#### INFORMATION SHOWN

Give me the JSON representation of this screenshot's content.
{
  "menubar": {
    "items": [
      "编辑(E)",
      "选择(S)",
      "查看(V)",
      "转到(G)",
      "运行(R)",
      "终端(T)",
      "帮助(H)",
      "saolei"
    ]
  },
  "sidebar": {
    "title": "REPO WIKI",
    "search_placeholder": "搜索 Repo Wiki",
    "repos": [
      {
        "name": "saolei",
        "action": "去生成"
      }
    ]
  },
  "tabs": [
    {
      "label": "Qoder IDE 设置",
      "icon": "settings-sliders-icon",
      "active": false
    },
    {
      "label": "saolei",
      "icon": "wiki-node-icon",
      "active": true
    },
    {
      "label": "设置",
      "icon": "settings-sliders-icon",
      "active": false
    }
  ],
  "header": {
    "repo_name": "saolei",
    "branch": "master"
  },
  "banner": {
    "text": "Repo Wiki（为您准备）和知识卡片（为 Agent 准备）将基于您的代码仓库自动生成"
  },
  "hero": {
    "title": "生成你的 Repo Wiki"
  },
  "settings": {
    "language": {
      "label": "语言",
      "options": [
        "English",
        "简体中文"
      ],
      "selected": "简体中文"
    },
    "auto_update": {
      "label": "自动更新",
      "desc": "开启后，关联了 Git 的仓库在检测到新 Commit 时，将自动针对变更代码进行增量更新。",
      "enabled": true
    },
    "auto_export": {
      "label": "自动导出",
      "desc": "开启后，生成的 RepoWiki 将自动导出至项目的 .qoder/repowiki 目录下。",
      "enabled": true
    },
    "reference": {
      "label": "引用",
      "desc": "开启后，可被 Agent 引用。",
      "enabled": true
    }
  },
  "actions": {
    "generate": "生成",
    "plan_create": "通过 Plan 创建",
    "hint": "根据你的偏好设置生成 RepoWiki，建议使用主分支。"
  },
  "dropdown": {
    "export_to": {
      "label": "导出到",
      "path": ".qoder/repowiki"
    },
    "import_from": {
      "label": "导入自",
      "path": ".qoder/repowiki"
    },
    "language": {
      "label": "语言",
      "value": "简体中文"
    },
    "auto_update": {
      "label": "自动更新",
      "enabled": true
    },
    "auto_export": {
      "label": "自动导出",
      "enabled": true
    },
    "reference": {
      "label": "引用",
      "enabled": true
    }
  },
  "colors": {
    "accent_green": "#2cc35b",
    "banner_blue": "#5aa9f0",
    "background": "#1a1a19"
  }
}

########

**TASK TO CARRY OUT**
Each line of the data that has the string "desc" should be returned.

**SOLUTION FOR THIS TASK**
      "desc": "开启后，关联了 Git 的仓库在检测到新 Commit 时，将自动针对变更代码进行增量更新。",
      "desc": "开启后，生成的 RepoWiki 将自动导出至项目的 .qoder/repowiki 目录下。",
      "desc": "开启后，可被 Agent 引用。",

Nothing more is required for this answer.